CORRECTION: Original reports from Quartz that Korean musical artist Psy had made $8 million exclusively from YouTube views of his video for the song "Gangnam Style" were incorrect, according to a notice posted at the site. An estimate cited by The New York Times puts that figure closer to $870,000, while calculations by the Associated Press put the total revenue from across all sources at roughly $8.1 million. Citations and figures have been corrected below.
Google allows creators to monetize popular YouTube videos by placing advertisements before the video you want to watch. For ultra-popular videos like Gangnam Style, this practice can be lucrative: Online video ad buying platform TubeMogul told The New York Times that it estimates Psy's cut of YouTube ad dollars to be roughly $870,000. For a video with 1.23 billion YouTube views and counting, that kind of cash adds up -- fast.
Of course, Psy doesn't get to keep all of the money. Google has not revealed how much revenue advertising on the video has generated, but if TubeMogul's estimate is correct, YouTube will have kept half of the total -- a little more than $1.7 million. Still, that's a figure more than most YouTube sensations make. The 58-second viral "Charlie Bit My Finger" made its creators around $158,560 -- enough to send Charlie to college, but not enough to make him a millionaire.
Six-figure prospects are certainly enough to tempt many a hopeful viral video creator. In 2011, Claire Cain Miller of The New York Times published a piece on how YouTube sensations could monetize their viral status. Creators, she said, aren't limited to YouTube ads for moneymaking; Miller suggested commercial contracts, direct merchandising and TV appearances as other ways of cashing in.
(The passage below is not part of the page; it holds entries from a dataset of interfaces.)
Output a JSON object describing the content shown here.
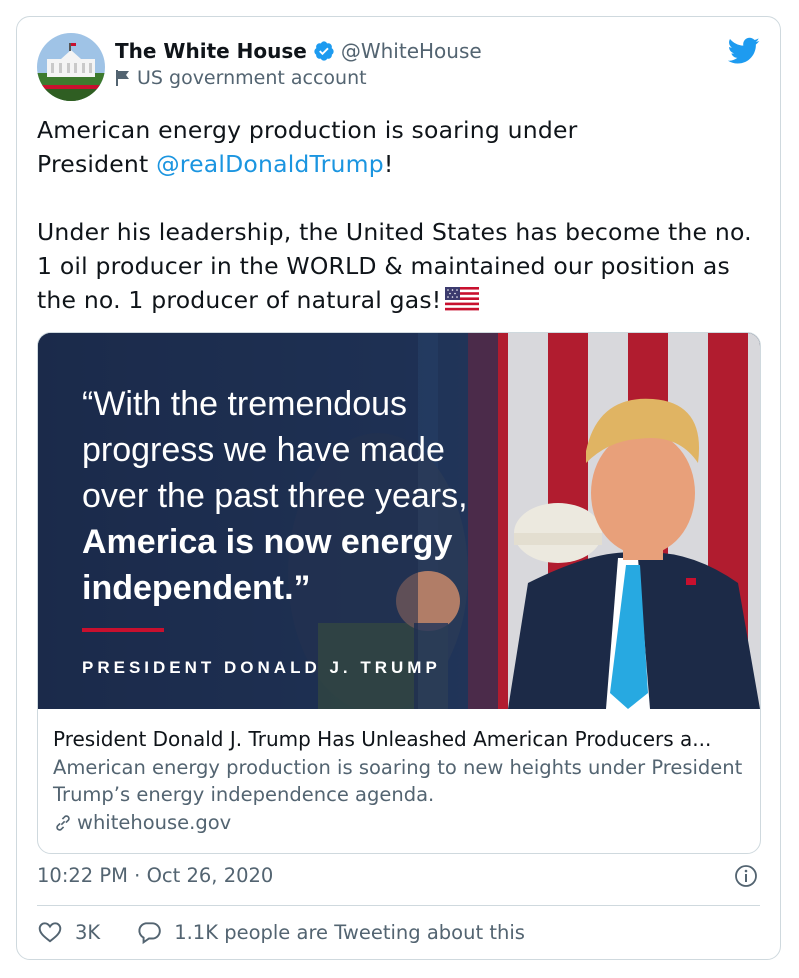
{
  "account": {
    "name": "The White House",
    "handle": "@WhiteHouse",
    "label": "US government account"
  },
  "tweet": {
    "line1": "American energy production is soaring under",
    "line2_prefix": "President ",
    "mention": "@realDonaldTrump",
    "line2_suffix": "!",
    "paragraph2": "Under his leadership, the United States has become the no. 1 oil producer in the WORLD & maintained our position as the no. 1 producer of natural gas!"
  },
  "media": {
    "quote_line1": "“With the tremendous",
    "quote_line2": "progress we have made",
    "quote_line3": "over the past three years,",
    "quote_bold1": "America is now energy",
    "quote_bold2": "independent.”",
    "attribution": "PRESIDENT DONALD J. TRUMP"
  },
  "link_card": {
    "title": "President Donald J. Trump Has Unleashed American Producers a...",
    "description": "American energy production is soaring to new heights under President Trump’s energy independence agenda.",
    "domain": "whitehouse.gov"
  },
  "meta": {
    "timestamp": "10:22 PM · Oct 26, 2020"
  },
  "actions": {
    "likes": "3K",
    "tweeting": "1.1K people are Tweeting about this"
  },
  "colors": {
    "accent": "#1b95e0",
    "secondary_text": "#536471",
    "border": "#cfd9de"
  }
}
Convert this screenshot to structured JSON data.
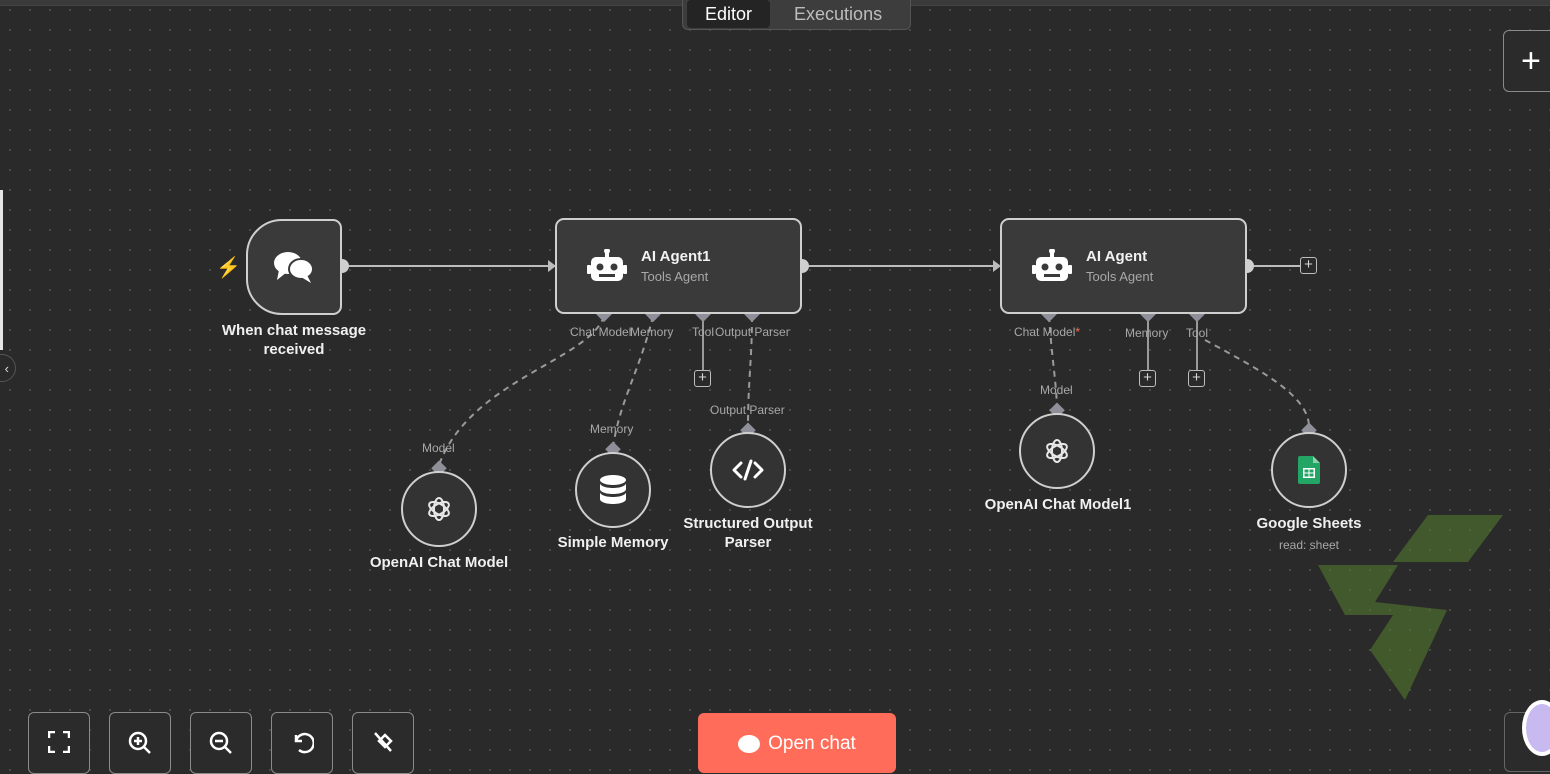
{
  "tabs": [
    {
      "label": "Editor",
      "active": true
    },
    {
      "label": "Executions",
      "active": false
    }
  ],
  "nodes": {
    "trigger": {
      "title": "When chat message received",
      "icon": "chat-bubbles-icon"
    },
    "agent1": {
      "title": "AI Agent1",
      "subtitle": "Tools Agent",
      "icon": "robot-icon",
      "ports": {
        "chat_model": "Chat Model",
        "memory": "Memory",
        "tool": "Tool",
        "output_parser": "Output Parser"
      }
    },
    "agent2": {
      "title": "AI Agent",
      "subtitle": "Tools Agent",
      "icon": "robot-icon",
      "ports": {
        "chat_model": "Chat Model",
        "chat_model_required": "*",
        "memory": "Memory",
        "tool": "Tool"
      }
    },
    "openai1": {
      "title": "OpenAI Chat Model",
      "port": "Model",
      "icon": "openai-icon"
    },
    "memory": {
      "title": "Simple Memory",
      "port": "Memory",
      "icon": "database-icon"
    },
    "parser": {
      "title": "Structured Output Parser",
      "port": "Output Parser",
      "icon": "code-icon"
    },
    "openai2": {
      "title": "OpenAI Chat Model1",
      "port": "Model",
      "icon": "openai-icon"
    },
    "sheets": {
      "title": "Google Sheets",
      "subtitle": "read: sheet",
      "icon": "google-sheets-icon"
    }
  },
  "controls": {
    "open_chat_label": "Open chat",
    "buttons": [
      "fit-view-icon",
      "zoom-in-icon",
      "zoom-out-icon",
      "reset-zoom-icon",
      "tidy-up-icon"
    ]
  },
  "colors": {
    "accent": "#ff6d5a",
    "canvas": "#2a2a2a",
    "node_border": "#cfcfcf",
    "sheets_green": "#23a566",
    "watermark": "#4a6b2a"
  }
}
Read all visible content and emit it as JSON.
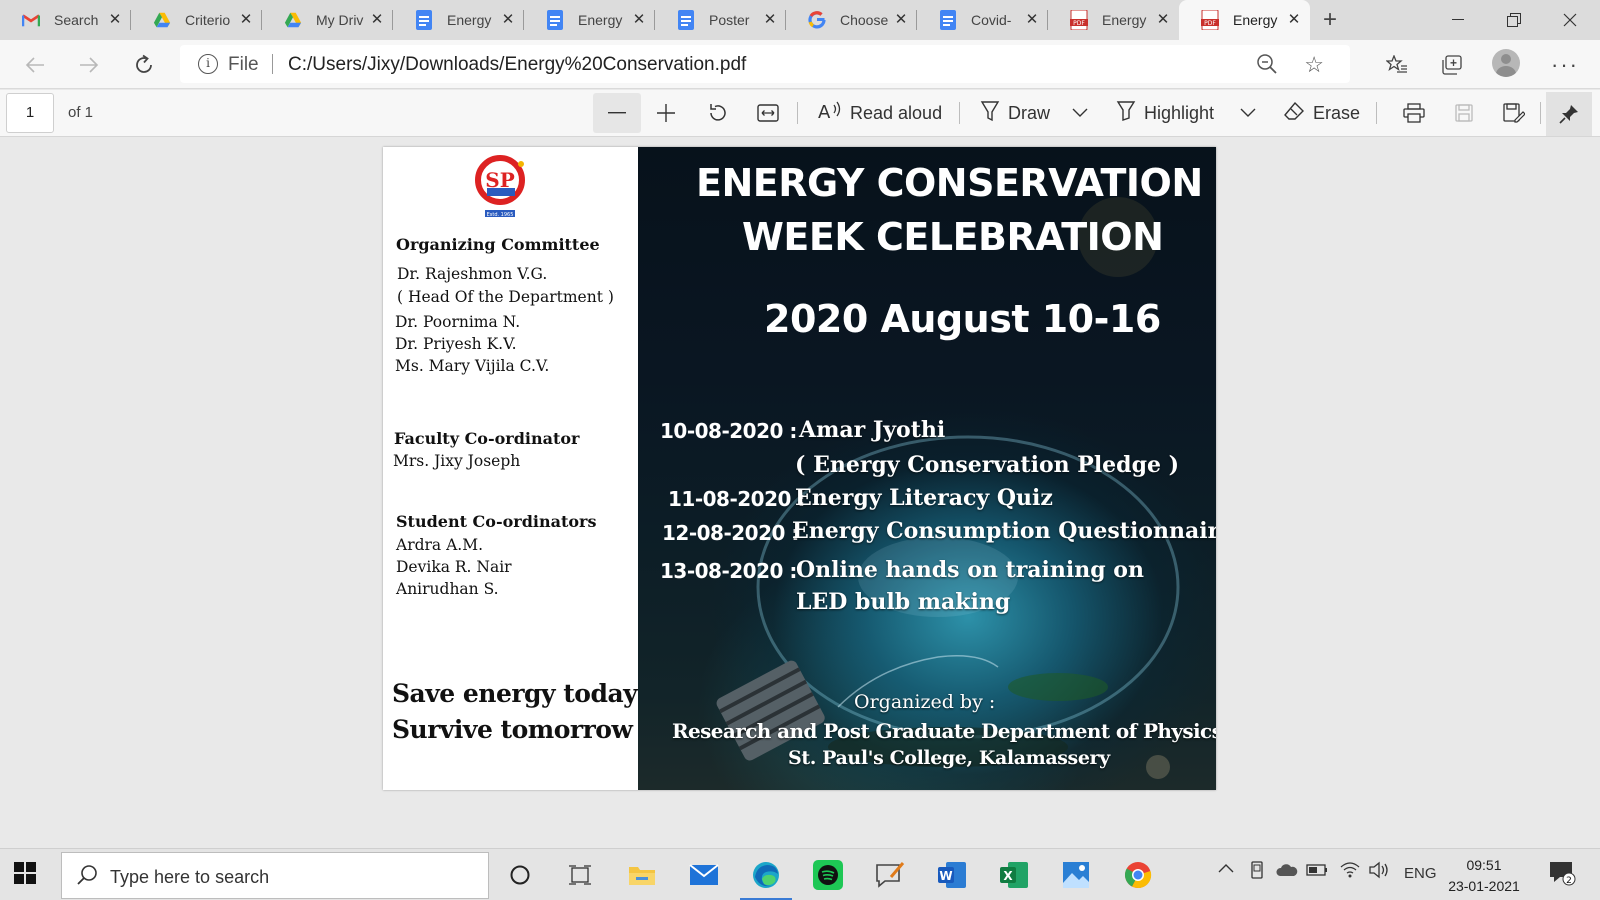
{
  "tabs": [
    {
      "title": "Search",
      "icon": "gmail-icon"
    },
    {
      "title": "Criterio",
      "icon": "google-drive-icon"
    },
    {
      "title": "My Driv",
      "icon": "google-drive-icon"
    },
    {
      "title": "Energy",
      "icon": "google-docs-icon"
    },
    {
      "title": "Energy",
      "icon": "google-docs-icon"
    },
    {
      "title": "Poster",
      "icon": "google-docs-icon"
    },
    {
      "title": "Choose",
      "icon": "google-icon"
    },
    {
      "title": "Covid-",
      "icon": "google-docs-icon"
    },
    {
      "title": "Energy",
      "icon": "pdf-icon"
    },
    {
      "title": "Energy",
      "icon": "pdf-icon",
      "active": true
    }
  ],
  "address": {
    "scheme": "File",
    "url": "C:/Users/Jixy/Downloads/Energy%20Conservation.pdf"
  },
  "pdf_toolbar": {
    "page_number": "1",
    "page_of": "of 1",
    "read_aloud": "Read aloud",
    "draw": "Draw",
    "highlight": "Highlight",
    "erase": "Erase"
  },
  "document": {
    "organizing_committee": {
      "heading": "Organizing Committee",
      "members": [
        "Dr. Rajeshmon V.G.",
        "( Head Of the Department )",
        "Dr. Poornima N.",
        "Dr. Priyesh K.V.",
        "Ms. Mary Vijila C.V."
      ]
    },
    "faculty_coordinator": {
      "heading": "Faculty Co-ordinator",
      "name": "Mrs. Jixy Joseph"
    },
    "student_coordinators": {
      "heading": "Student Co-ordinators",
      "names": [
        "Ardra A.M.",
        "Devika R. Nair",
        "Anirudhan S."
      ]
    },
    "slogan": [
      "Save energy today ;",
      "Survive tomorrow"
    ],
    "logo_text": "Estd. 1965",
    "poster": {
      "title_line1": "ENERGY CONSERVATION",
      "title_line2": "WEEK CELEBRATION",
      "dates": "2020 August 10-16",
      "events": [
        {
          "date": "10-08-2020 :",
          "lines": [
            "Amar Jyothi",
            "( Energy Conservation Pledge )"
          ]
        },
        {
          "date": "11-08-2020 :",
          "lines": [
            "Energy Literacy Quiz"
          ]
        },
        {
          "date": "12-08-2020 :",
          "lines": [
            "Energy Consumption Questionnaire"
          ]
        },
        {
          "date": "13-08-2020 :",
          "lines": [
            "Online hands on training on",
            "LED bulb making"
          ]
        }
      ],
      "organized_by": "Organized by :",
      "department": "Research and Post Graduate Department of Physics",
      "college": "St. Paul's College, Kalamassery"
    }
  },
  "taskbar": {
    "search_placeholder": "Type here to search",
    "apps": [
      "cortana-icon",
      "task-view-icon",
      "file-explorer-icon",
      "mail-icon",
      "edge-icon",
      "spotify-icon",
      "snip-sketch-icon",
      "word-icon",
      "excel-icon",
      "photos-icon",
      "chrome-icon"
    ],
    "language": "ENG",
    "time": "09:51",
    "date": "23-01-2021",
    "notification_count": "2"
  }
}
Psy has certainly raked in cash from "Gangnam Style" in ways that aren't YouTube-related. Last year, the AP estimated that the Korean pop star made $8.1 million off "Gangnam Style" off not just YouTube videos, but also a combination of iTunes downloads and TV commercials.